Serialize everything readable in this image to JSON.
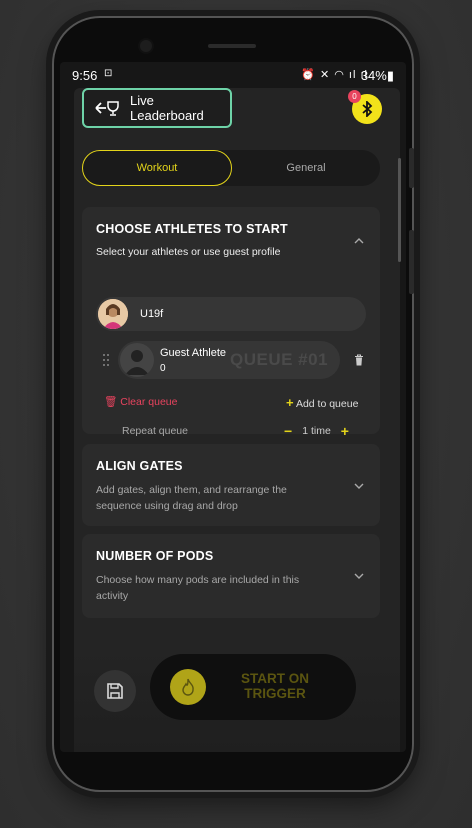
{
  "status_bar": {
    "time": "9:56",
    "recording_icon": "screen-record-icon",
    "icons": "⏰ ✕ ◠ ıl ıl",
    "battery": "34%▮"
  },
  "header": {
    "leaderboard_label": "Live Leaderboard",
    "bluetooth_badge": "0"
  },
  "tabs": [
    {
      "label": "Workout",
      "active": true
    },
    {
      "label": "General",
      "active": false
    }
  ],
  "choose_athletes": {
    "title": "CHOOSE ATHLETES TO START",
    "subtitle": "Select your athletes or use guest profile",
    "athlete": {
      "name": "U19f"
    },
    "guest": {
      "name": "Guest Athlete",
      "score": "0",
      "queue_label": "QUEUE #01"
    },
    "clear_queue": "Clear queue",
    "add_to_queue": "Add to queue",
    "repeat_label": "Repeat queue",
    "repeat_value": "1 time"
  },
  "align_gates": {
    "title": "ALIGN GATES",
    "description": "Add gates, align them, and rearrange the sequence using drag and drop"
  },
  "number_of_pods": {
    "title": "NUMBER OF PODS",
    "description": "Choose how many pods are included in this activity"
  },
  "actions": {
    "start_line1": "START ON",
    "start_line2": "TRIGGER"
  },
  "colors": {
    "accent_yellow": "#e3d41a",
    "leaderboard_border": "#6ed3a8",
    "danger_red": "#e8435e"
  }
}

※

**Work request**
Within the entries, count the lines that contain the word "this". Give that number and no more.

**Answer box**
2